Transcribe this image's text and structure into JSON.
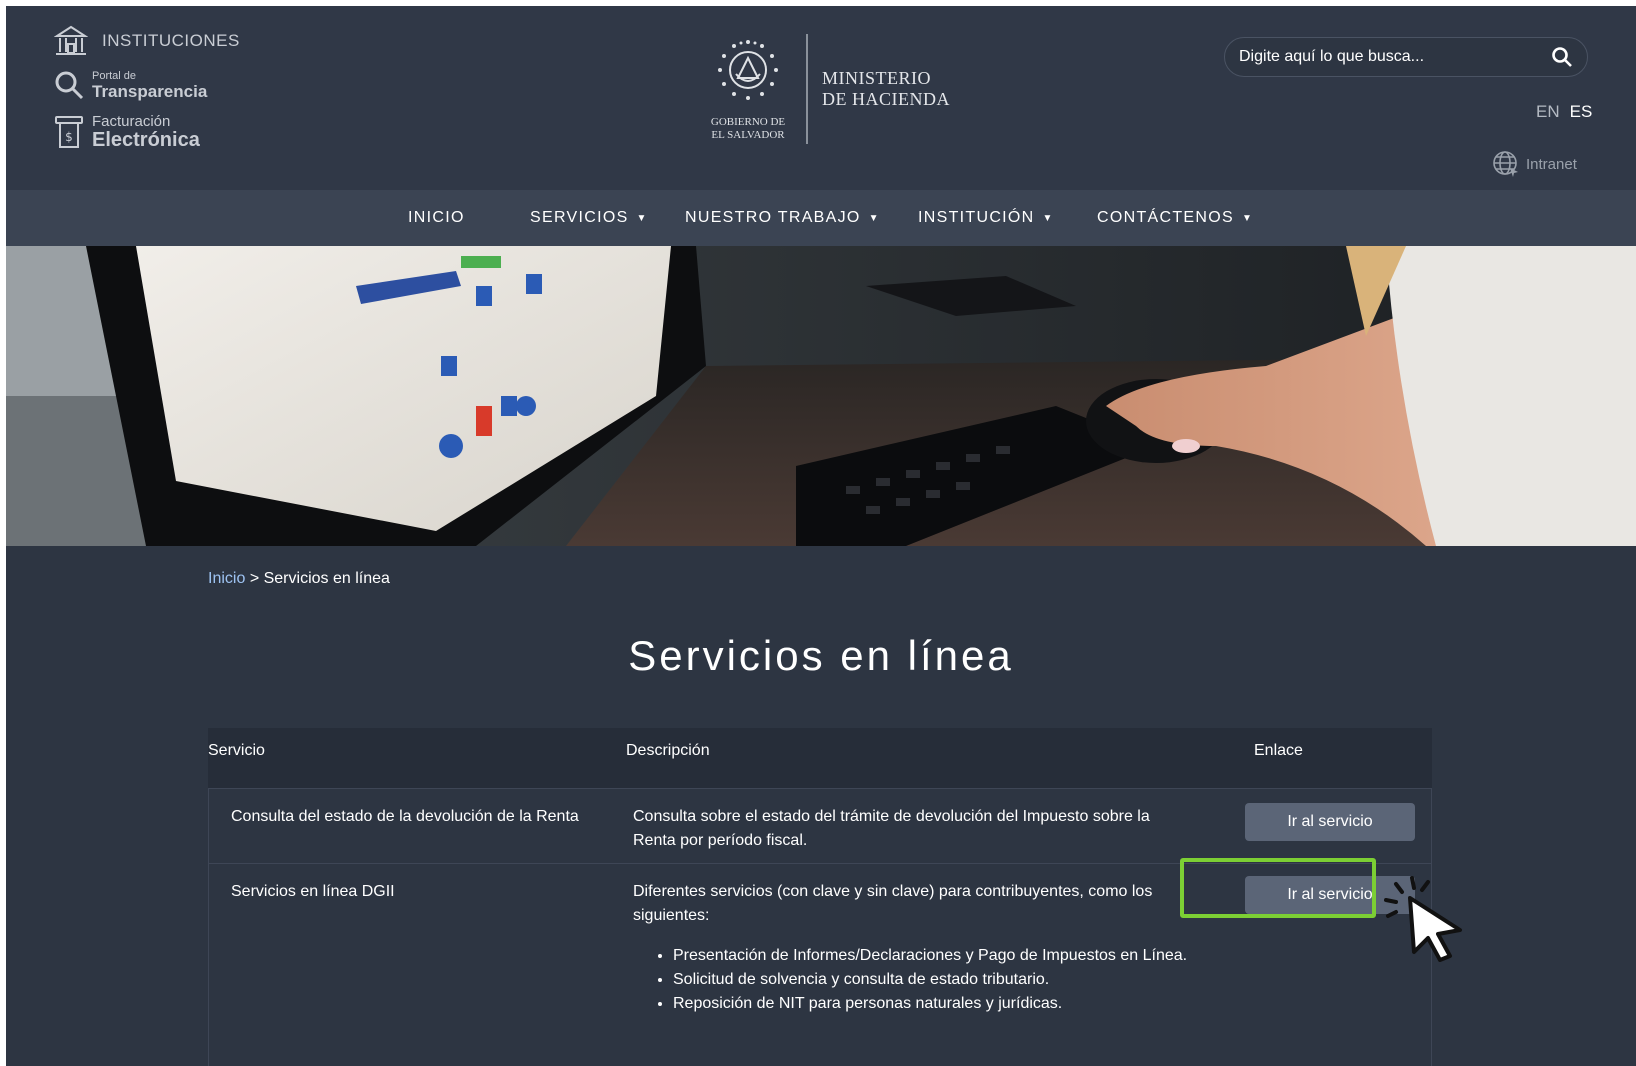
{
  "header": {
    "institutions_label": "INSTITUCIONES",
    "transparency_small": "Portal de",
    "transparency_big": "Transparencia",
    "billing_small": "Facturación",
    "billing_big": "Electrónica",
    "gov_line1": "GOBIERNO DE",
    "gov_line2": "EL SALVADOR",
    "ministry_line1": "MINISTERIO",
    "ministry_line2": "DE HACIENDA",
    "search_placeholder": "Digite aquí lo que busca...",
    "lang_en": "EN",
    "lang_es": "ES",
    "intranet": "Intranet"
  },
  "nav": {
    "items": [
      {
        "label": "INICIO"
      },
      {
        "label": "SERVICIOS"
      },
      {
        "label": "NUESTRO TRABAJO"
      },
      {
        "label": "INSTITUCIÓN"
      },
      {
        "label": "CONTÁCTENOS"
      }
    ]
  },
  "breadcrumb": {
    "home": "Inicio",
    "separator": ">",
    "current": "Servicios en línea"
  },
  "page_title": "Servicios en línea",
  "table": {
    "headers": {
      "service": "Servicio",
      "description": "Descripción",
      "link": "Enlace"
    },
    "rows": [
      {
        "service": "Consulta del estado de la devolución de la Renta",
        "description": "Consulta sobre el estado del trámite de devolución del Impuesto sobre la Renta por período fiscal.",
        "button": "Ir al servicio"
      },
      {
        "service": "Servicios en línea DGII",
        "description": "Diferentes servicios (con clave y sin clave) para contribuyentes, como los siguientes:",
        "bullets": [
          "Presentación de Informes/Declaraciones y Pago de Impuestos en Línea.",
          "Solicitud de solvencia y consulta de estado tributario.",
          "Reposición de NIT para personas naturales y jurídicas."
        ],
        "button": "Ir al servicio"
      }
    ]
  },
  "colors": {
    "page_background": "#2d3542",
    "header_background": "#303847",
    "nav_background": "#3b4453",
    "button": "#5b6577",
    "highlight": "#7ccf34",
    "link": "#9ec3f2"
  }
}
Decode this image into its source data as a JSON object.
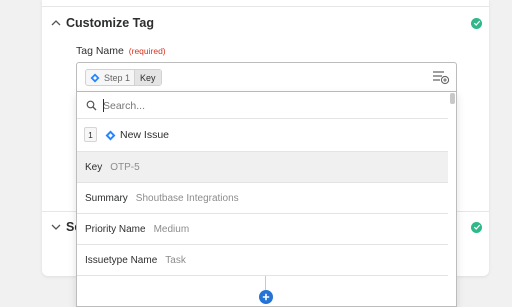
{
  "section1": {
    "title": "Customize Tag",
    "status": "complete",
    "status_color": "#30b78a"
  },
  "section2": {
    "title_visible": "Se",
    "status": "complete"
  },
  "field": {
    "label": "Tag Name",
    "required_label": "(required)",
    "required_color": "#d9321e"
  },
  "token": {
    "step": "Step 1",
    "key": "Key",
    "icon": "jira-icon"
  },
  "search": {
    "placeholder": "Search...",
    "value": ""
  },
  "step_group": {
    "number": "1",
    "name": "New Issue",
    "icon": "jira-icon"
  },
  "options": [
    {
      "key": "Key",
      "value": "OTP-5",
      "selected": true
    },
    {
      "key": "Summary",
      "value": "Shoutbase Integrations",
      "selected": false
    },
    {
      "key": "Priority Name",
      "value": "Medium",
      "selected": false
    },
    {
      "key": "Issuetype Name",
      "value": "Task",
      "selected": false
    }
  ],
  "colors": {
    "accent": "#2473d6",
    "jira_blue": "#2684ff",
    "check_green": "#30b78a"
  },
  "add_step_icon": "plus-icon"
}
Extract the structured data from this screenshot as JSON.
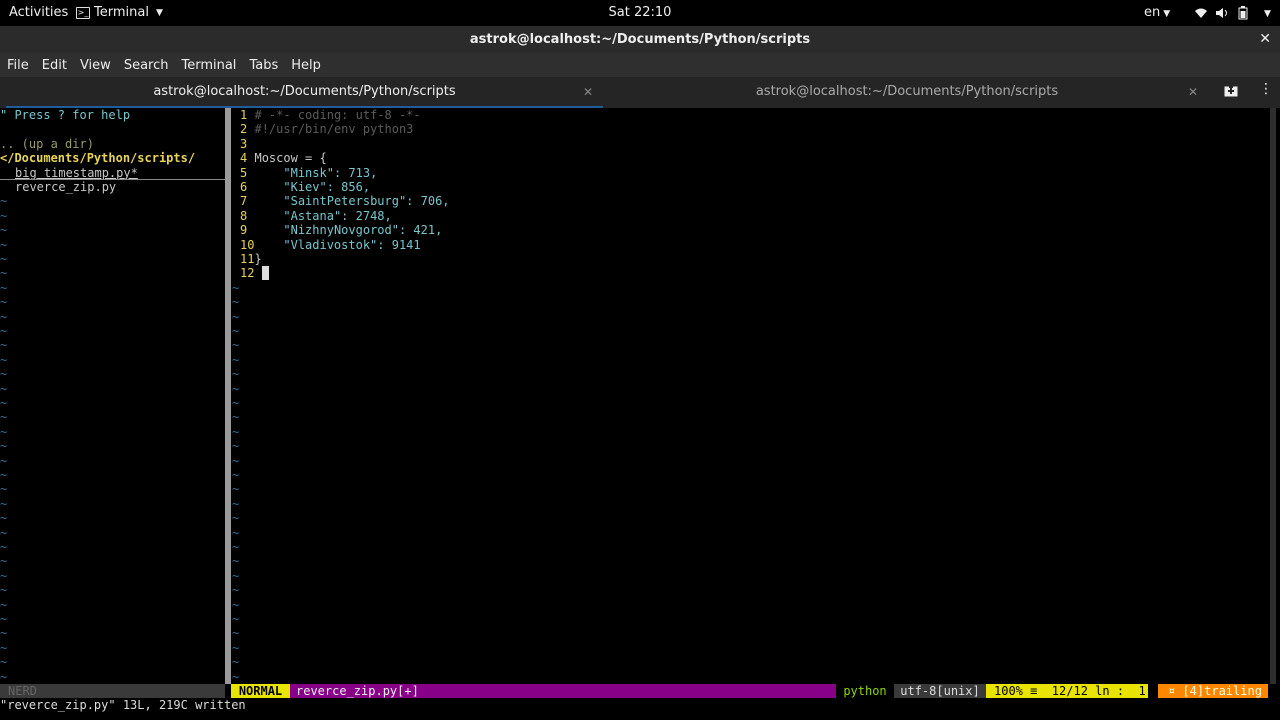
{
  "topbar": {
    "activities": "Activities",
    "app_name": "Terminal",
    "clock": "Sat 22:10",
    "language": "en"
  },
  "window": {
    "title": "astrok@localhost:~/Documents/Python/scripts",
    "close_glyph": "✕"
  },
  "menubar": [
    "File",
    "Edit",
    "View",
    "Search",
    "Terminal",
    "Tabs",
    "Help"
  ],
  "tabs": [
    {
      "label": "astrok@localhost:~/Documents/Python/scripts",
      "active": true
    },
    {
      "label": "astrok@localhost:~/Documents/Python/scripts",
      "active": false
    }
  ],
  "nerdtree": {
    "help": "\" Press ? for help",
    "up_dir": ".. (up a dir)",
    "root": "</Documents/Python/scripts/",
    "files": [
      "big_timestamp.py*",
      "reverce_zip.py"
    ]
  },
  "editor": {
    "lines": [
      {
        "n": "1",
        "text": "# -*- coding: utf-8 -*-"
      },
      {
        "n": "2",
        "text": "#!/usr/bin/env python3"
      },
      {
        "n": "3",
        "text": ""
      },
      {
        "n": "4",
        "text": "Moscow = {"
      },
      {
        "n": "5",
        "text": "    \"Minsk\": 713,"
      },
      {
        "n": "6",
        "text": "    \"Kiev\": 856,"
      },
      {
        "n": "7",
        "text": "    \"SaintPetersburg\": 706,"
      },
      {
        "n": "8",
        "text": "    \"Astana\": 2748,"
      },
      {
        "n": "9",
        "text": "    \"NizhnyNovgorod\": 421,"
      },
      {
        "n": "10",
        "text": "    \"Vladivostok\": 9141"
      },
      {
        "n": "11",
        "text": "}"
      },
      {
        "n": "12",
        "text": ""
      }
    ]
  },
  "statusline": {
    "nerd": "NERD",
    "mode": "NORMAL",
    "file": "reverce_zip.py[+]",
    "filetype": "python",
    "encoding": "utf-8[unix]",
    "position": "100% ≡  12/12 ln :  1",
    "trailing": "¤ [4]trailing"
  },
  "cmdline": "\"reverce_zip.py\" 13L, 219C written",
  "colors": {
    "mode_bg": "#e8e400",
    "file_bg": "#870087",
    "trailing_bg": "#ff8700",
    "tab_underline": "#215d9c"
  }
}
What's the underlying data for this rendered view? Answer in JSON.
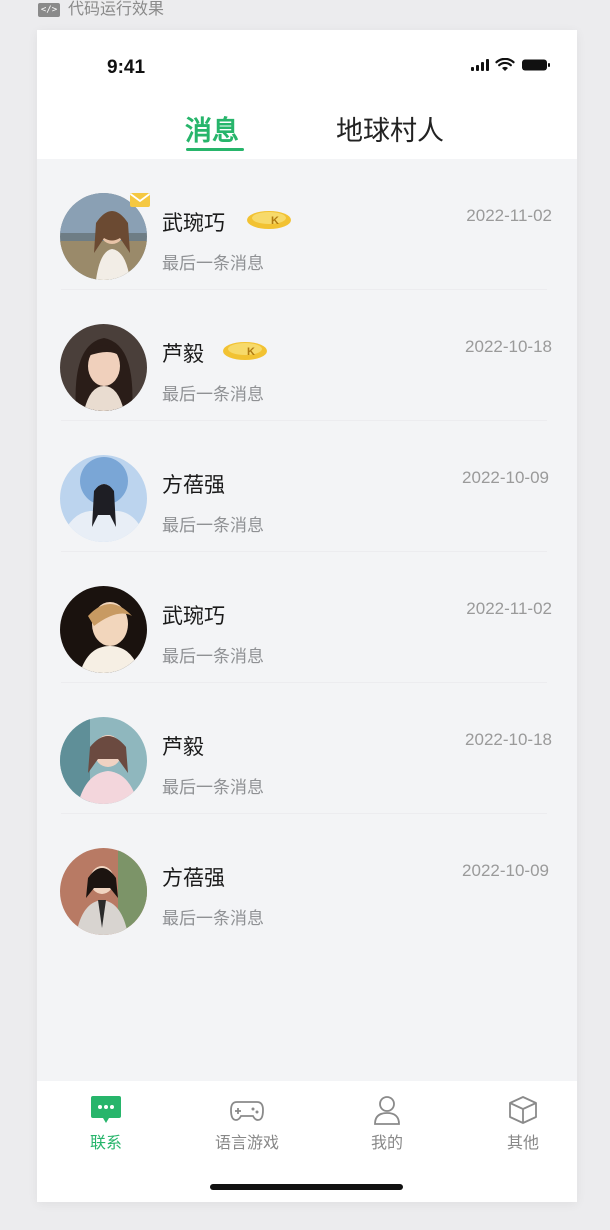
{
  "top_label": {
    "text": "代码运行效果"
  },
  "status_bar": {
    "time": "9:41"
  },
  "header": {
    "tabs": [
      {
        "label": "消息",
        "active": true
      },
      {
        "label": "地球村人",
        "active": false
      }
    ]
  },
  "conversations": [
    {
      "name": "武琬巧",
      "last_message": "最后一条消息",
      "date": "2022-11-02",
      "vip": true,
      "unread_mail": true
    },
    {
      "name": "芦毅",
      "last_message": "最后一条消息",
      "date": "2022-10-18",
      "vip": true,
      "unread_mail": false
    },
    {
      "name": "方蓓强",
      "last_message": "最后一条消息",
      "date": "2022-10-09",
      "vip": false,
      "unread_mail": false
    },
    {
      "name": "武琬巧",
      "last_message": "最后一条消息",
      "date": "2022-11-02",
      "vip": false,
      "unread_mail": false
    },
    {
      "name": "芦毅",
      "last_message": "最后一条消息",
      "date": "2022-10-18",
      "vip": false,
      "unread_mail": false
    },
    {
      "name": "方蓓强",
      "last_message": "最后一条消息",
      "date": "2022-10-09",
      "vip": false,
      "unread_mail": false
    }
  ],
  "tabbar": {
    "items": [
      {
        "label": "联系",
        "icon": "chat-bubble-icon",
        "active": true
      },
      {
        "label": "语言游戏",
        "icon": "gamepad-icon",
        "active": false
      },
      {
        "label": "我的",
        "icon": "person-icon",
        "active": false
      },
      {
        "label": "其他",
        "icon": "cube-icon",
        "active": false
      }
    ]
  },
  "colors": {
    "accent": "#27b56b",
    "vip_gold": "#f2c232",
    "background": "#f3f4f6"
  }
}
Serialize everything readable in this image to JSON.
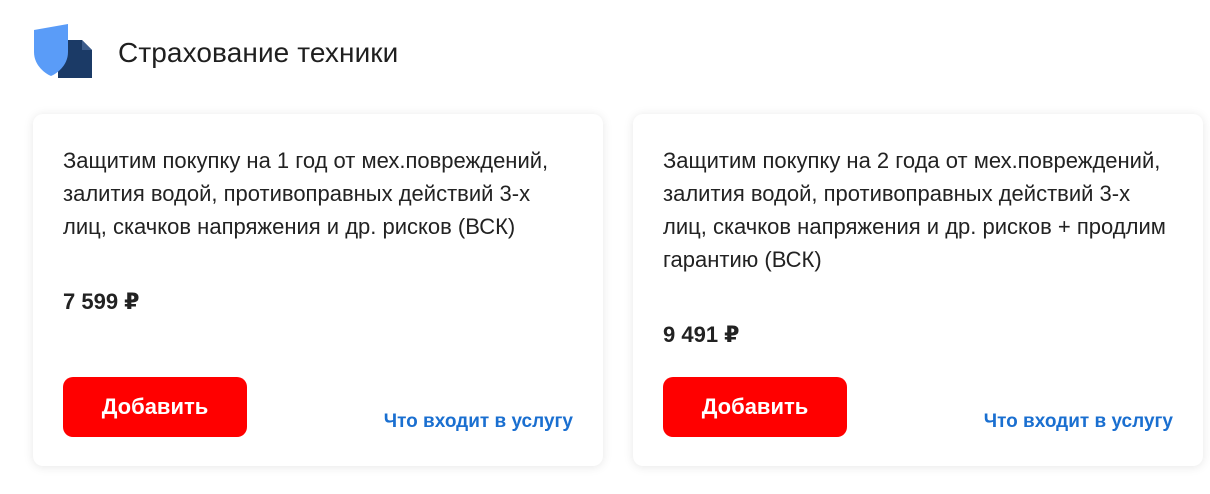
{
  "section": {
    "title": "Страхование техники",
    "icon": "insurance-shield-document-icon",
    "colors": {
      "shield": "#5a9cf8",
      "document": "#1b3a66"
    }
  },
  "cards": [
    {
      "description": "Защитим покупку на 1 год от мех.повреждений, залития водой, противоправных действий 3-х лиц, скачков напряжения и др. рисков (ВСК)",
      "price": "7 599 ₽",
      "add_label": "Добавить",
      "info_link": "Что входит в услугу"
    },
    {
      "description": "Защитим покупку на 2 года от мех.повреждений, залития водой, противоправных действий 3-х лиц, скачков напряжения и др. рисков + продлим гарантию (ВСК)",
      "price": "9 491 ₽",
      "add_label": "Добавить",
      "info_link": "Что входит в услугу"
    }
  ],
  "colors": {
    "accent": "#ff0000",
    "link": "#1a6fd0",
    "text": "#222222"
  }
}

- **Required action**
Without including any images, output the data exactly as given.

- **Response area**
Transcribe this image's text and structure into JSON.
{
  "header": {
    "institutions_label": "INSTITUCIONES",
    "transparency_small": "Portal de",
    "transparency_big": "Transparencia",
    "billing_small": "Facturación",
    "billing_big": "Electrónica",
    "gov_line1": "GOBIERNO DE",
    "gov_line2": "EL SALVADOR",
    "ministry_line1": "MINISTERIO",
    "ministry_line2": "DE HACIENDA",
    "search_placeholder": "Digite aquí lo que busca...",
    "lang_en": "EN",
    "lang_es": "ES",
    "intranet": "Intranet"
  },
  "nav": {
    "items": [
      {
        "label": "INICIO"
      },
      {
        "label": "SERVICIOS"
      },
      {
        "label": "NUESTRO TRABAJO"
      },
      {
        "label": "INSTITUCIÓN"
      },
      {
        "label": "CONTÁCTENOS"
      }
    ]
  },
  "breadcrumb": {
    "home": "Inicio",
    "separator": ">",
    "current": "Servicios en línea"
  },
  "page_title": "Servicios en línea",
  "table": {
    "headers": {
      "service": "Servicio",
      "description": "Descripción",
      "link": "Enlace"
    },
    "rows": [
      {
        "service": "Consulta del estado de la devolución de la Renta",
        "description": "Consulta sobre el estado del trámite de devolución del Impuesto sobre la Renta por período fiscal.",
        "button": "Ir al servicio"
      },
      {
        "service": "Servicios en línea DGII",
        "description": "Diferentes servicios (con clave y sin clave) para contribuyentes, como los siguientes:",
        "bullets": [
          "Presentación de Informes/Declaraciones y Pago de Impuestos en Línea.",
          "Solicitud de solvencia y consulta de estado tributario.",
          "Reposición de NIT para personas naturales y jurídicas."
        ],
        "button": "Ir al servicio"
      }
    ]
  },
  "colors": {
    "page_background": "#2d3542",
    "header_background": "#303847",
    "nav_background": "#3b4453",
    "button": "#5b6577",
    "highlight": "#7ccf34",
    "link": "#9ec3f2"
  }
}
Decode this image into its source data as a JSON object.
{
  "section1": {
    "title": "Customize Tag",
    "status": "complete",
    "status_color": "#30b78a"
  },
  "section2": {
    "title_visible": "Se",
    "status": "complete"
  },
  "field": {
    "label": "Tag Name",
    "required_label": "(required)",
    "required_color": "#d9321e"
  },
  "token": {
    "step": "Step 1",
    "key": "Key",
    "icon": "jira-icon"
  },
  "search": {
    "placeholder": "Search...",
    "value": ""
  },
  "step_group": {
    "number": "1",
    "name": "New Issue",
    "icon": "jira-icon"
  },
  "options": [
    {
      "key": "Key",
      "value": "OTP-5",
      "selected": true
    },
    {
      "key": "Summary",
      "value": "Shoutbase Integrations",
      "selected": false
    },
    {
      "key": "Priority Name",
      "value": "Medium",
      "selected": false
    },
    {
      "key": "Issuetype Name",
      "value": "Task",
      "selected": false
    }
  ],
  "colors": {
    "accent": "#2473d6",
    "jira_blue": "#2684ff",
    "check_green": "#30b78a"
  },
  "add_step_icon": "plus-icon"
}
Extract the structured data from this screenshot as JSON.
{
  "topbar": {
    "activities": "Activities",
    "app_name": "Terminal",
    "clock": "Sat 22:10",
    "language": "en"
  },
  "window": {
    "title": "astrok@localhost:~/Documents/Python/scripts",
    "close_glyph": "✕"
  },
  "menubar": [
    "File",
    "Edit",
    "View",
    "Search",
    "Terminal",
    "Tabs",
    "Help"
  ],
  "tabs": [
    {
      "label": "astrok@localhost:~/Documents/Python/scripts",
      "active": true
    },
    {
      "label": "astrok@localhost:~/Documents/Python/scripts",
      "active": false
    }
  ],
  "nerdtree": {
    "help": "\" Press ? for help",
    "up_dir": ".. (up a dir)",
    "root": "</Documents/Python/scripts/",
    "files": [
      "big_timestamp.py*",
      "reverce_zip.py"
    ]
  },
  "editor": {
    "lines": [
      {
        "n": "1",
        "text": "# -*- coding: utf-8 -*-"
      },
      {
        "n": "2",
        "text": "#!/usr/bin/env python3"
      },
      {
        "n": "3",
        "text": ""
      },
      {
        "n": "4",
        "text": "Moscow = {"
      },
      {
        "n": "5",
        "text": "    \"Minsk\": 713,"
      },
      {
        "n": "6",
        "text": "    \"Kiev\": 856,"
      },
      {
        "n": "7",
        "text": "    \"SaintPetersburg\": 706,"
      },
      {
        "n": "8",
        "text": "    \"Astana\": 2748,"
      },
      {
        "n": "9",
        "text": "    \"NizhnyNovgorod\": 421,"
      },
      {
        "n": "10",
        "text": "    \"Vladivostok\": 9141"
      },
      {
        "n": "11",
        "text": "}"
      },
      {
        "n": "12",
        "text": ""
      }
    ]
  },
  "statusline": {
    "nerd": "NERD",
    "mode": "NORMAL",
    "file": "reverce_zip.py[+]",
    "filetype": "python",
    "encoding": "utf-8[unix]",
    "position": "100% ≡  12/12 ln :  1",
    "trailing": "¤ [4]trailing"
  },
  "cmdline": "\"reverce_zip.py\" 13L, 219C written",
  "colors": {
    "mode_bg": "#e8e400",
    "file_bg": "#870087",
    "trailing_bg": "#ff8700",
    "tab_underline": "#215d9c"
  }
}
What's the underlying data for this rendered view? Answer in JSON.
{
  "top_label": {
    "text": "代码运行效果"
  },
  "status_bar": {
    "time": "9:41"
  },
  "header": {
    "tabs": [
      {
        "label": "消息",
        "active": true
      },
      {
        "label": "地球村人",
        "active": false
      }
    ]
  },
  "conversations": [
    {
      "name": "武琬巧",
      "last_message": "最后一条消息",
      "date": "2022-11-02",
      "vip": true,
      "unread_mail": true
    },
    {
      "name": "芦毅",
      "last_message": "最后一条消息",
      "date": "2022-10-18",
      "vip": true,
      "unread_mail": false
    },
    {
      "name": "方蓓强",
      "last_message": "最后一条消息",
      "date": "2022-10-09",
      "vip": false,
      "unread_mail": false
    },
    {
      "name": "武琬巧",
      "last_message": "最后一条消息",
      "date": "2022-11-02",
      "vip": false,
      "unread_mail": false
    },
    {
      "name": "芦毅",
      "last_message": "最后一条消息",
      "date": "2022-10-18",
      "vip": false,
      "unread_mail": false
    },
    {
      "name": "方蓓强",
      "last_message": "最后一条消息",
      "date": "2022-10-09",
      "vip": false,
      "unread_mail": false
    }
  ],
  "tabbar": {
    "items": [
      {
        "label": "联系",
        "icon": "chat-bubble-icon",
        "active": true
      },
      {
        "label": "语言游戏",
        "icon": "gamepad-icon",
        "active": false
      },
      {
        "label": "我的",
        "icon": "person-icon",
        "active": false
      },
      {
        "label": "其他",
        "icon": "cube-icon",
        "active": false
      }
    ]
  },
  "colors": {
    "accent": "#27b56b",
    "vip_gold": "#f2c232",
    "background": "#f3f4f6"
  }
}
Serialize everything readable in this image to JSON.
{
  "section": {
    "title": "Страхование техники",
    "icon": "insurance-shield-document-icon",
    "colors": {
      "shield": "#5a9cf8",
      "document": "#1b3a66"
    }
  },
  "cards": [
    {
      "description": "Защитим покупку на 1 год от мех.повреждений, залития водой, противоправных действий 3-х лиц, скачков напряжения и др. рисков (ВСК)",
      "price": "7 599 ₽",
      "add_label": "Добавить",
      "info_link": "Что входит в услугу"
    },
    {
      "description": "Защитим покупку на 2 года от мех.повреждений, залития водой, противоправных действий 3-х лиц, скачков напряжения и др. рисков + продлим гарантию (ВСК)",
      "price": "9 491 ₽",
      "add_label": "Добавить",
      "info_link": "Что входит в услугу"
    }
  ],
  "colors": {
    "accent": "#ff0000",
    "link": "#1a6fd0",
    "text": "#222222"
  }
}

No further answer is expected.